### STORED DATA
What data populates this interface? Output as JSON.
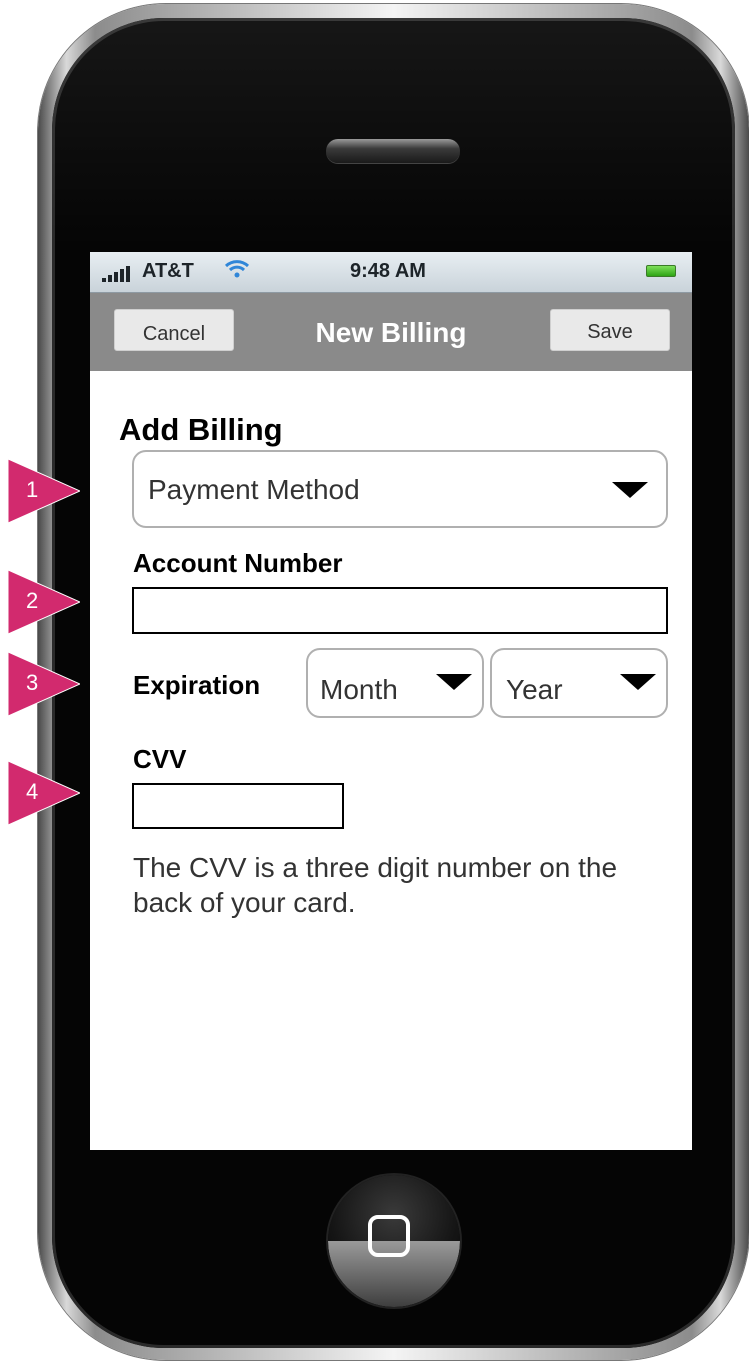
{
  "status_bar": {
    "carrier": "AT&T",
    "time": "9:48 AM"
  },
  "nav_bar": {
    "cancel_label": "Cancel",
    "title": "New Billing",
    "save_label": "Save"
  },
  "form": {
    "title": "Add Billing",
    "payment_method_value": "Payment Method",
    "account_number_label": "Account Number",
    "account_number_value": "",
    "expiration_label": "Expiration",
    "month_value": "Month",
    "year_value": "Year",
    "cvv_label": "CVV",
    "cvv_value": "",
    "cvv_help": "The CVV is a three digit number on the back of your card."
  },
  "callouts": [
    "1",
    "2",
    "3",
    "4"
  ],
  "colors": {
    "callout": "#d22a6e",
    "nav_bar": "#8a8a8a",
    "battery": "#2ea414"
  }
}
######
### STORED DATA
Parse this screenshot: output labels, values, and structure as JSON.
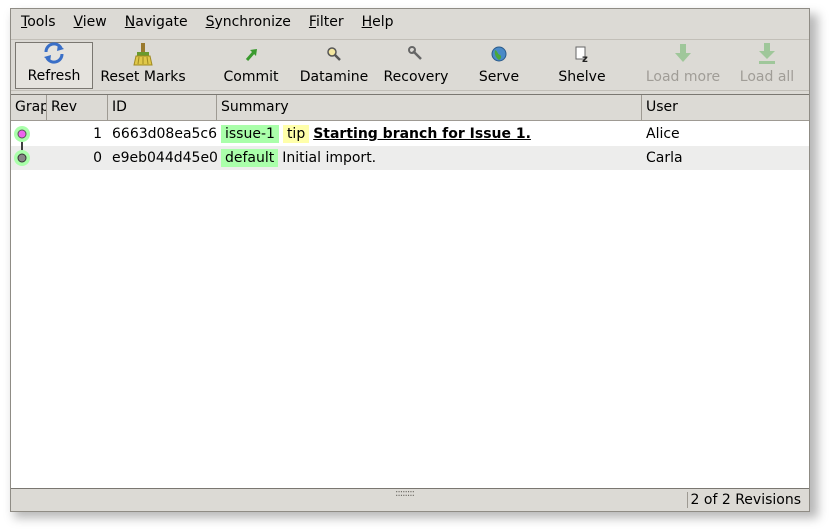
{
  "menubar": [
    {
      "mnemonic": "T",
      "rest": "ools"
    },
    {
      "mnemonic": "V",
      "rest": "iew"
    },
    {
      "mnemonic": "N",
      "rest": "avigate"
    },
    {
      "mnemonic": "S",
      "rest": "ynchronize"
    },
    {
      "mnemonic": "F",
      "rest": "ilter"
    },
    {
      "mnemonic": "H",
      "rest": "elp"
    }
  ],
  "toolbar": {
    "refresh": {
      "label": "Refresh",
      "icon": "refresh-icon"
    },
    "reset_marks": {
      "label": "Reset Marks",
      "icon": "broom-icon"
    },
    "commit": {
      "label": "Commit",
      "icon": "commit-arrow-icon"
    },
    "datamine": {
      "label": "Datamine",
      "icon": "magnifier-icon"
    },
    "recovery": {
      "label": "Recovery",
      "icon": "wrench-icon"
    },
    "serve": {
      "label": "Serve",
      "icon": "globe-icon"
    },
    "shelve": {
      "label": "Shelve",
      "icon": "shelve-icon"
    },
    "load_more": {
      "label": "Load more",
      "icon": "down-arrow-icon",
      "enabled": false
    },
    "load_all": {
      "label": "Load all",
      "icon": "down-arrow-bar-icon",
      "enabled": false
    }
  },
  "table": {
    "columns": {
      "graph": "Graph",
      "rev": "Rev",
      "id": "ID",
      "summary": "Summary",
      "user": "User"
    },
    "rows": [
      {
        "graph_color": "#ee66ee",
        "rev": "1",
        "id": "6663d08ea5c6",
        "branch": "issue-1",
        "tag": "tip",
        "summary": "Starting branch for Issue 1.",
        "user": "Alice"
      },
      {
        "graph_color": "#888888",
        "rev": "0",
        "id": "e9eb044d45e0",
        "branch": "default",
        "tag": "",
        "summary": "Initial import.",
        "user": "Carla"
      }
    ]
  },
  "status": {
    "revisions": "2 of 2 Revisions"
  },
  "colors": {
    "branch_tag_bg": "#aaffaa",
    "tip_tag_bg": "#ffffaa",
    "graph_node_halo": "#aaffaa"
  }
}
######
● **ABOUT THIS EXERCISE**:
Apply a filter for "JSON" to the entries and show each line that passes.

● **ANSWER SECTION**:
What data populates this interface? Output as JSON.
Parse this screenshot: output labels, values, and structure as JSON.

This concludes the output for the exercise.